Research efforts in advertising focus on technology — cellular phones, for example — as a vehicle for advertising to various populations and markets. Dr. Linwan Wu investigates the ways communication technologies and different features of digital media influence consumers’ responses to strategic communications and the emotional aspect of advertising persuasion. Dr. Taylor Wen conducts research in consumer psychology and media effects in the context of marketing, health, and risk communications. Her research identifies multiple aspects of consumer emotions, including mixed emotions, context- and ad-induced emotions, and psychophysiological measurement of emotions — eye-tracking and fMRI. Dr. Carol Pardun’s innovative advertising research examines the relationships between advertising and society, including the advertising strategy of electronic cigarette companies.
Media and Civil Rights History
The school hosts a biennial Media and Civil Rights History Symposium, which brings together civil rights and media historians to share scholarly knowledge on the vital relationship between civil rights movements and various types of public communication in the modern world. We also honor a scholar with the Farrar Media and Civil Rights History Award at the symposium. The award recognizes the best journal article or chapter in an edited book on the historical relationship between media and civil rights published during the previous two years. Dr. Kenneth Campbell's research addresses First Amendment legal history, media coverage of lynchings, and representation of African Americans in the media, including news, advertising, and entertainment programming.
Our faculty are some of the world’s leading experts on ethics and theories in public relations, relating to the reputations of organizations and the relationships they maintain with strategic publics and stakeholders. Groundbreaking research is being conducted on how public relations professionals handle crises, the role strategic communication plays in nonprofit or health care organizations, and the crucial role of organization-public relationships in modern strategic management. Our faculty publish research in top-tier journals, and have numerous research award winners, Hall of Fame members, and industry board members. They take leading roles in generating new knowledge and texts in public relations. Dr. Shannon Bowen’s "Overview of the Public Relations Function" (Business Expert Press), is in use in journalism schools as well as business schools and top MBA programs around the country. Dr. Holly Ott conducts public relations research relating to corporate social responsibility and sustainability communication. She has also examined psychological factors of information processing and engagement among publics, nonprofit public relations, and the persuasive impact of messages.

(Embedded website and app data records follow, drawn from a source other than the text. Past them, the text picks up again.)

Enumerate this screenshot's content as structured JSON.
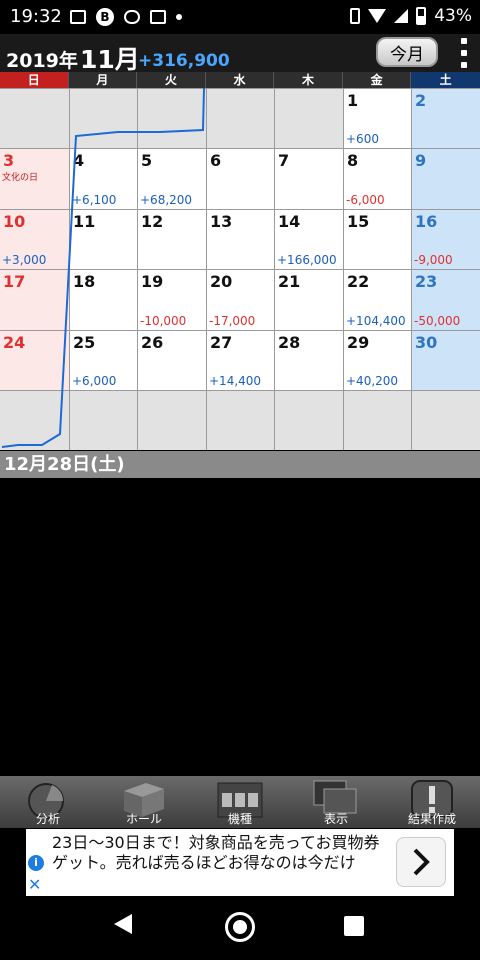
{
  "status": {
    "time": "19:32",
    "battery": "43%"
  },
  "header": {
    "year": "2019年",
    "month": "11月",
    "total": "+316,900",
    "today_label": "今月"
  },
  "weekdays": [
    "日",
    "月",
    "火",
    "水",
    "木",
    "金",
    "土"
  ],
  "calendar": {
    "rows": [
      [
        {
          "day": "",
          "amt": ""
        },
        {
          "day": "",
          "amt": ""
        },
        {
          "day": "",
          "amt": ""
        },
        {
          "day": "",
          "amt": ""
        },
        {
          "day": "",
          "amt": ""
        },
        {
          "day": "1",
          "amt": "+600"
        },
        {
          "day": "2",
          "amt": ""
        }
      ],
      [
        {
          "day": "3",
          "amt": "",
          "holiday": "文化の日"
        },
        {
          "day": "4",
          "amt": "+6,100"
        },
        {
          "day": "5",
          "amt": "+68,200"
        },
        {
          "day": "6",
          "amt": ""
        },
        {
          "day": "7",
          "amt": ""
        },
        {
          "day": "8",
          "amt": "-6,000"
        },
        {
          "day": "9",
          "amt": ""
        }
      ],
      [
        {
          "day": "10",
          "amt": "+3,000"
        },
        {
          "day": "11",
          "amt": ""
        },
        {
          "day": "12",
          "amt": ""
        },
        {
          "day": "13",
          "amt": ""
        },
        {
          "day": "14",
          "amt": "+166,000"
        },
        {
          "day": "15",
          "amt": ""
        },
        {
          "day": "16",
          "amt": "-9,000"
        }
      ],
      [
        {
          "day": "17",
          "amt": ""
        },
        {
          "day": "18",
          "amt": ""
        },
        {
          "day": "19",
          "amt": "-10,000"
        },
        {
          "day": "20",
          "amt": "-17,000"
        },
        {
          "day": "21",
          "amt": ""
        },
        {
          "day": "22",
          "amt": "+104,400"
        },
        {
          "day": "23",
          "amt": "-50,000"
        }
      ],
      [
        {
          "day": "24",
          "amt": ""
        },
        {
          "day": "25",
          "amt": "+6,000"
        },
        {
          "day": "26",
          "amt": ""
        },
        {
          "day": "27",
          "amt": "+14,400"
        },
        {
          "day": "28",
          "amt": ""
        },
        {
          "day": "29",
          "amt": "+40,200"
        },
        {
          "day": "30",
          "amt": ""
        }
      ],
      [
        {
          "day": "",
          "amt": ""
        },
        {
          "day": "",
          "amt": ""
        },
        {
          "day": "",
          "amt": ""
        },
        {
          "day": "",
          "amt": ""
        },
        {
          "day": "",
          "amt": ""
        },
        {
          "day": "",
          "amt": ""
        },
        {
          "day": "",
          "amt": ""
        }
      ]
    ]
  },
  "selected_date": "12月28日(土)",
  "toolbar": {
    "items": [
      {
        "label": "分析",
        "icon": "pie-chart-icon"
      },
      {
        "label": "ホール",
        "icon": "hall-building-icon"
      },
      {
        "label": "機種",
        "icon": "slot-machine-icon"
      },
      {
        "label": "表示",
        "icon": "display-window-icon"
      },
      {
        "label": "結果作成",
        "icon": "exclamation-icon"
      }
    ]
  },
  "ad": {
    "text": "23日〜30日まで！対象商品を売ってお買物券ゲット。売れば売るほどお得なのは今だけ"
  },
  "colors": {
    "positive": "#1c5fc0",
    "negative": "#e03030",
    "sunday": "#c32020",
    "saturday": "#10386e"
  }
}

Science and Health Communication
Recent risk-related faculty publications deal with media coverage of smoke-free public policies, the representation and influence of psychological depression in entertainment media and coverage of health-related topics on local news web sites. Science communication works address disaster communication on the Internet, media representations of genetically modified food as a public policy issue, and news media coverage of the Food and Drug Administration. Our graduate students also take part in such work through the Science and Health Communication Research Group. Dr. Brooke McKeever studies health communication with an emphasis on advocacy, campaigns, and mobilization strategies. Dr. Robert McKeever focuses on the processes and effects of health communication, particularly as applied to pro-social topics like mental health advocacy, persuasive health messages, and the ways individuals interact with information about health topics in online environments. Dr. Mo Jang conducts research on science communication in digital environments. He focuses on controversial topics like climate change, fake news, environment, and vaccine-autism links.

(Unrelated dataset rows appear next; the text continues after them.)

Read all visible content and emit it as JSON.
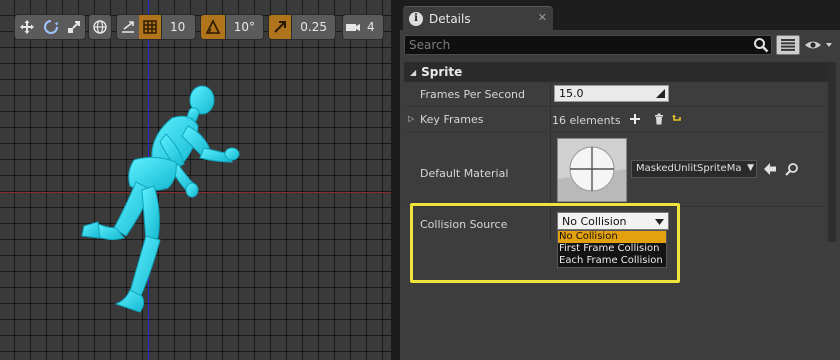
{
  "viewport": {
    "toolbar": {
      "grid_snap_value": "10",
      "rotation_snap_value": "10°",
      "scale_snap_value": "0.25",
      "camera_speed_value": "4"
    }
  },
  "details": {
    "tab": {
      "icon": "info-icon",
      "label": "Details",
      "close": "✕"
    },
    "search": {
      "placeholder": "Search",
      "value": ""
    },
    "category": {
      "label": "Sprite"
    },
    "properties": {
      "frames_per_second": {
        "label": "Frames Per Second",
        "value": "15.0"
      },
      "key_frames": {
        "label": "Key Frames",
        "count": "16 elements"
      },
      "default_material": {
        "label": "Default Material",
        "value": "MaskedUnlitSpriteMa"
      },
      "collision_source": {
        "label": "Collision Source",
        "value": "No Collision",
        "options": [
          "No Collision",
          "First Frame Collision",
          "Each Frame Collision"
        ],
        "selected_index": 0
      }
    }
  },
  "colors": {
    "accent_orange": "#b0741d",
    "menu_selected": "#e3a00f",
    "highlight_yellow": "#f0e43a",
    "mannequin_cyan": "#27d5e8",
    "axis_blue": "#1e2ad8",
    "axis_red": "#8a2a2a"
  }
}
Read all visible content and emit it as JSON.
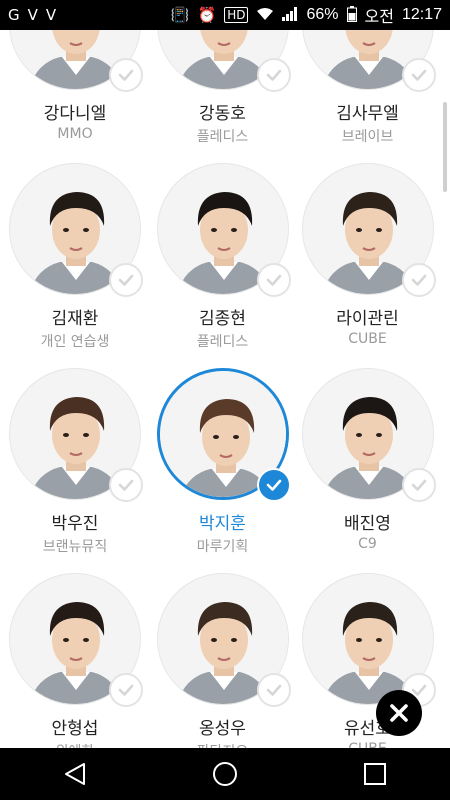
{
  "status_bar": {
    "left_icons": [
      "G",
      "V",
      "V"
    ],
    "battery_percent": "66%",
    "period": "오전",
    "time": "12:17"
  },
  "trainees": [
    {
      "name": "강다니엘",
      "agency": "MMO",
      "selected": false
    },
    {
      "name": "강동호",
      "agency": "플레디스",
      "selected": false
    },
    {
      "name": "김사무엘",
      "agency": "브레이브",
      "selected": false
    },
    {
      "name": "김재환",
      "agency": "개인 연습생",
      "selected": false
    },
    {
      "name": "김종현",
      "agency": "플레디스",
      "selected": false
    },
    {
      "name": "라이관린",
      "agency": "CUBE",
      "selected": false
    },
    {
      "name": "박우진",
      "agency": "브랜뉴뮤직",
      "selected": false
    },
    {
      "name": "박지훈",
      "agency": "마루기획",
      "selected": true
    },
    {
      "name": "배진영",
      "agency": "C9",
      "selected": false
    },
    {
      "name": "안형섭",
      "agency": "위에화",
      "selected": false
    },
    {
      "name": "옹성우",
      "agency": "판타지오",
      "selected": false
    },
    {
      "name": "유선호",
      "agency": "CUBE",
      "selected": false
    }
  ],
  "colors": {
    "accent": "#1e88d8",
    "check_idle": "#d6d6d6",
    "name_text": "#222222",
    "agency_text": "#9a9a9a"
  },
  "icons": {
    "close": "close-icon",
    "back": "back-triangle-icon",
    "home": "home-circle-icon",
    "recents": "recents-square-icon"
  }
}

Visual communications faculty look at the vital role of visual media in the public sphere, technical and ethical topics of importance to photojournalists, and the notion of visual values. Faculty work with students on international projects driven simultaneously by research and outreach to develop graphic and web communications. Creative projects, such as documentary films, put into practice elements of visual communication focused on research. Dr. Tara Mortensen studies photojournalism professionalism in the era of citizen photography. In particular, she focuses on changes in the visual landscape, professional threat, and visual stereotyping.

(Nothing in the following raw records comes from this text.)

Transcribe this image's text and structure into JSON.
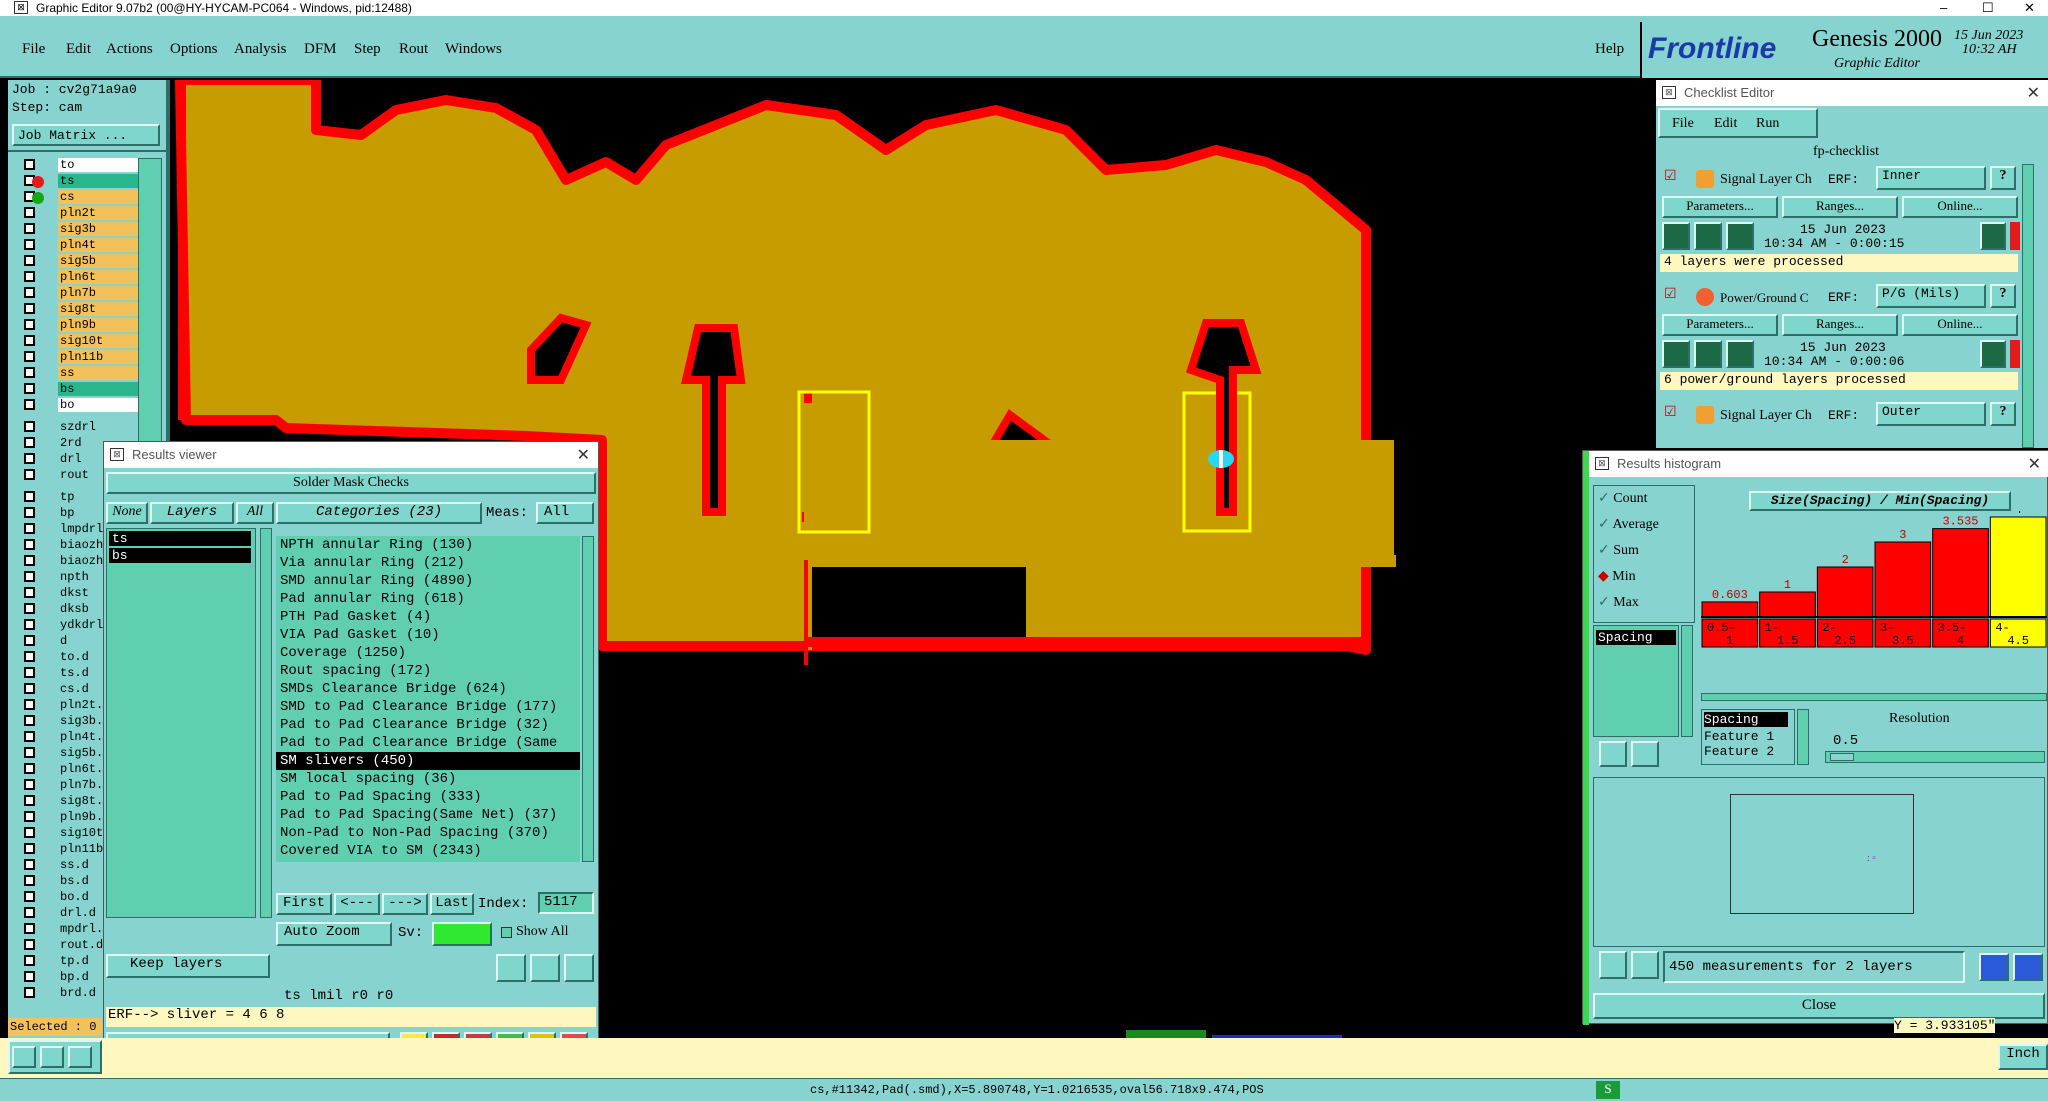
{
  "window": {
    "title": "Graphic Editor 9.07b2 (00@HY-HYCAM-PC064 - Windows, pid:12488)",
    "min": "–",
    "max": "☐",
    "close": "✕"
  },
  "menu": [
    "File",
    "Edit",
    "Actions",
    "Options",
    "Analysis",
    "DFM",
    "Step",
    "Rout",
    "Windows"
  ],
  "help": "Help",
  "brand": {
    "logo": "Frontline",
    "product": "Genesis 2000",
    "sub": "Graphic Editor",
    "date": "15 Jun 2023",
    "time": "10:32 AH"
  },
  "job": {
    "job": "Job : cv2g71a9a0",
    "step": "Step: cam",
    "matrix": "Job Matrix ..."
  },
  "layers": [
    {
      "n": "to",
      "c": "#ffffff"
    },
    {
      "n": "ts",
      "c": "#2bb58c"
    },
    {
      "n": "cs",
      "c": "#f2c15b"
    },
    {
      "n": "pln2t",
      "c": "#f2c15b"
    },
    {
      "n": "sig3b",
      "c": "#f2c15b"
    },
    {
      "n": "pln4t",
      "c": "#f2c15b"
    },
    {
      "n": "sig5b",
      "c": "#f2c15b"
    },
    {
      "n": "pln6t",
      "c": "#f2c15b"
    },
    {
      "n": "pln7b",
      "c": "#f2c15b"
    },
    {
      "n": "sig8t",
      "c": "#f2c15b"
    },
    {
      "n": "pln9b",
      "c": "#f2c15b"
    },
    {
      "n": "sig10t",
      "c": "#f2c15b"
    },
    {
      "n": "pln11b",
      "c": "#f2c15b"
    },
    {
      "n": "ss",
      "c": "#f2c15b"
    },
    {
      "n": "bs",
      "c": "#2bb58c"
    },
    {
      "n": "bo",
      "c": "#ffffff"
    }
  ],
  "layers2": [
    "szdrl",
    "2rd",
    "drl",
    "rout"
  ],
  "layers3": [
    "tp",
    "bp",
    "lmpdrl",
    "biaozhu",
    "biaozhu",
    "npth",
    "dkst",
    "dksb",
    "ydkdrl",
    "d",
    "to.d",
    "ts.d",
    "cs.d",
    "pln2t.d",
    "sig3b.d",
    "pln4t.d",
    "sig5b.d",
    "pln6t.d",
    "pln7b.d",
    "sig8t.d",
    "pln9b.d",
    "sig10t.d",
    "pln11b.d",
    "ss.d",
    "bs.d",
    "bo.d",
    "drl.d",
    "mpdrl.d",
    "rout.d",
    "tp.d",
    "bp.d",
    "brd.d"
  ],
  "selected": "Selected : 0",
  "results_viewer": {
    "title": "Results viewer",
    "header": "Solder Mask Checks",
    "none": "None",
    "layers": "Layers",
    "all": "All",
    "layer_list": [
      "ts",
      "bs"
    ],
    "categories": "Categories (23)",
    "meas_label": "Meas:",
    "meas_value": "All",
    "items": [
      "NPTH annular Ring (130)",
      "Via annular Ring (212)",
      "SMD annular Ring (4890)",
      "Pad annular Ring (618)",
      "PTH Pad Gasket (4)",
      "VIA Pad Gasket (10)",
      "Coverage (1250)",
      "Rout spacing (172)",
      "SMDs Clearance Bridge (624)",
      "SMD to Pad Clearance Bridge (177)",
      "Pad to Pad Clearance Bridge (32)",
      "Pad to Pad Clearance Bridge (Same",
      "SM slivers (450)",
      "SM local spacing (36)",
      "Pad to Pad Spacing (333)",
      "Pad to Pad Spacing(Same Net) (37)",
      "Non-Pad to Non-Pad Spacing (370)",
      "Covered VIA to SM (2343)"
    ],
    "selected_index": 12,
    "first": "First",
    "prev": "<---",
    "next": "--->",
    "last": "Last",
    "index_label": "Index:",
    "index_value": "5117",
    "auto_zoom": "Auto Zoom",
    "sv": "Sv:",
    "show_all": "Show All",
    "keep_layers": "Keep layers",
    "info": "ts lmil  r0  r0",
    "erf": "ERF--> sliver = 4 6 8",
    "close": "Close"
  },
  "checklist": {
    "title": "Checklist Editor",
    "menu": [
      "File",
      "Edit",
      "Run"
    ],
    "name": "fp-checklist",
    "rows": [
      {
        "name": "Signal Layer Ch",
        "erf": "Inner",
        "date": "15 Jun 2023",
        "time": "10:34 AM - 0:00:15",
        "msg": "4 layers were processed"
      },
      {
        "name": "Power/Ground C",
        "erf": "P/G (Mils)",
        "date": "15 Jun 2023",
        "time": "10:34 AM - 0:00:06",
        "msg": "6 power/ground layers processed"
      },
      {
        "name": "Signal Layer Ch",
        "erf": "Outer"
      }
    ],
    "erf_label": "ERF:",
    "params": "Parameters...",
    "ranges": "Ranges...",
    "online": "Online...",
    "q": "?"
  },
  "histogram": {
    "title": "Results histogram",
    "options": [
      "Count",
      "Average",
      "Sum",
      "Min",
      "Max"
    ],
    "selected_option": "Min",
    "chart_title": "Size(Spacing) / Min(Spacing)",
    "list_item": "Spacing",
    "measures": [
      "Spacing",
      "Feature 1",
      "Feature 2"
    ],
    "resolution_label": "Resolution",
    "resolution": "0.5",
    "summary": "450 measurements for 2 layers",
    "close": "Close",
    "y_readout": "Y = 3.933105\"",
    "inch": "Inch"
  },
  "chart_data": {
    "type": "bar",
    "title": "Size(Spacing) / Min(Spacing)",
    "categories": [
      "0.5-1",
      "1-1.5",
      "2-2.5",
      "3-3.5",
      "3.5-4",
      "4-4.5"
    ],
    "values": [
      0.603,
      1,
      2,
      3,
      3.535,
      4
    ],
    "labels": [
      "0.603",
      "1",
      "2",
      "3",
      "3.535",
      "4"
    ],
    "colors": [
      "#ff0000",
      "#ff0000",
      "#ff0000",
      "#ff0000",
      "#ff0000",
      "#ffff00"
    ],
    "ylim": [
      0,
      4
    ]
  },
  "status": "cs,#11342,Pad(.smd),X=5.890748,Y=1.0216535,oval56.718x9.474,POS"
}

Our mass communication researchers conduct research in a wide variety of topics related to news media, from sports and social media to politics and current events. Dr. Ran Wei’s work focuses on mass communication processes and the effects of media messages. He has researched such topics as media use and political participation, the effects of election polls and political attack ads, uses and gratifications of new media, media messages as cultural values, and media institutions and journalistic practices in Greater China. Dr. Kevin Hull researches the business of television news and sports communication, particularly the ways sports broadcasters engage viewers, organizations, and athletes using social media. Dr. Leigh Moscowitz examines the cultural production of news and the politics of media representation, particularly in the areas of gender, class, race, and sexuality. She is the author of The Battle Over Marriage: Gay Rights Activism Through the Media and co-author of Snatched: News Coverage of Child Abductions in U.S. Media and Coming Out of the Locker Room: Gay Athletes in the Media.
Want to see specific faculty interests? Visit our Faculty Research and Areas of Interest webpage.